Stealing Sins- Part 3
by Jerry A. Sierra
It’s a good thing I’m not superstitious
The job (I love calling it “the job”) is set for Thursday. Even though I’m not superstitious, I have to admit that Thursdays have been good for me.
I seem to recall that I first had sex on a Thursday (or was it a Tuesday? I sometimes get those two confused). And I’ve never been fired, or fired upon, or kicked or dumped by a woman on a Thursday. I’ve never had a waitress spill a half-eaten Western Omelet on my lap or add an extra side order to my bill on a Thursday.
Those things, when they happen, are usually on a Friday, as the masses focus on ending the work week and not on what they’re actually doing.
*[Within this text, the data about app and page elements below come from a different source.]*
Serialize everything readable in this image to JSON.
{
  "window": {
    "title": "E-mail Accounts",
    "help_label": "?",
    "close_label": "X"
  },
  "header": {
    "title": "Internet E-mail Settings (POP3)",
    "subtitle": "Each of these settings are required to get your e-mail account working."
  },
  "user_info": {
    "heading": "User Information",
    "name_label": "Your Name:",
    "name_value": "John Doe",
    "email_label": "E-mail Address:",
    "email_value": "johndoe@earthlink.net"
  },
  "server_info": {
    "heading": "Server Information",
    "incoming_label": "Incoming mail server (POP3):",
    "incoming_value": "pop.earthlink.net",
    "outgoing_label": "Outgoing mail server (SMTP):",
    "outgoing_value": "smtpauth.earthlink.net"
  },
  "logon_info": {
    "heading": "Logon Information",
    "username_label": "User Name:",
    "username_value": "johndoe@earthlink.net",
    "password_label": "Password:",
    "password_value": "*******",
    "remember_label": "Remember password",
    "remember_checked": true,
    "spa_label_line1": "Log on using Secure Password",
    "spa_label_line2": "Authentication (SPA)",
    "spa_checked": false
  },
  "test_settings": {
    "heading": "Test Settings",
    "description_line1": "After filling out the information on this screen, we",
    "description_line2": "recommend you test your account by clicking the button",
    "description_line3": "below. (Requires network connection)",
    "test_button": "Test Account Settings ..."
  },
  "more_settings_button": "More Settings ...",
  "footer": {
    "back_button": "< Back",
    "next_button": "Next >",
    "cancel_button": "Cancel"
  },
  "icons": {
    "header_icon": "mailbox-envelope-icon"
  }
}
But wait. If we’re doing the job (I really love calling it “the job”) at 3 am, doesn’t that make it Friday?
Fridays can be bad news… I learned of Health Department layoffs on a Friday, at the end of the work day, and my boss usually saves her worst acts of disciplinary terrorism for late in the day on Fridays, as taught in management seminars all over the country (it gives the victim a weekend to plan a juicy revenge).
In LA, years ago, I had my car stolen from my garage on a Friday.
I’ve also learned that on Fridays it’s best to switch Adobe Dreamweaver from code view to design view to avoid hand coding mistakes.
Friday; it’s a good thing I’m not superstitious.
At work, during a Network Procedures meeting, I review the details of the job in my head;
- • Home from work, shower,
- • Meet the usual crowd for Thursday night dinner (a ritual)
- • Get home a little early
- • Sleep by 9:30 pm, alarm wakes me at 2:10 am
- • Get up, get ready, coffee (ready to drink)
- • 2:45 am, receive coded text message from Hector: “Afghanistan banana stand”
- • Go outside as truck pulls up, climb in, we’re all quiet, concentrating on the job
- • 2:51 pm, truck turns right on Valencia, we park, get ou
- • Chico opens the lock in 45 seconds, we go in, 55 seconds
- • Scout the location, 1 minute 45 seconds, examine the boards, 3 minutes
- • Outside, I place a large tarp on the sidewalk while Hector and Chico work on detaching the various pieces, 5 minutes,
- • I secure the area, watching out for cops, graffiti taggers and zombies
- • The frame begins to come off, moving forward, and I see that it is heavier than we anticipated, 6 min 30 sec
- • We place it over the tarp face down and Chico begins to remove excess 2 x 4s from the frame, 7 min
- • At 8 min we’re ready to remove the right-side panel (with the signature) and Chico counts down; three, two, one, and we pull the panel off very carefully (I hold it in the center, Chico and Hector at opposite ends)
- • We wrap the larger piece like a burrito, load it on the truck, 10 min
- • We load the right-side panel, cover them, collect the tools, 10 min 35 sec
- • the job goes like clockwork
- • We are a good crew: “What the cops never figured out… and what I know now, is that these men would never break… never lie down… never bend over for anybody… anybody.”
- • We’re a block away, 11 min
- • Four minutes later we pull up in front of my apartment, I exit the truck, they go on and turn right at the corner
- • I go into my apartment, proceed to the back door and turn on the light in the utility area (not seen from the street)
- • The truck stops around the side (where it’s dark) and my partners bring in the wrapped pieces through the back door, standing them against the wall
- • They exit and I turn off the light
- • The next day they arrive about 11am
- • We carefully bring the pieces up the back stairs
- • We reattach the right-side panel
- • We stand the mural in its new refuge
It’s a good plan. I review it in my head a dozen times, tossing in obstacles and elements of the unknown; graffiti taggers, gang members, neighbors walking home from wherever they parked, zombies… Planning is key, as revealed in The Italian Job; first you see the whole picture then you cover all the angles.
"We're more like the crew in The Usual Suspects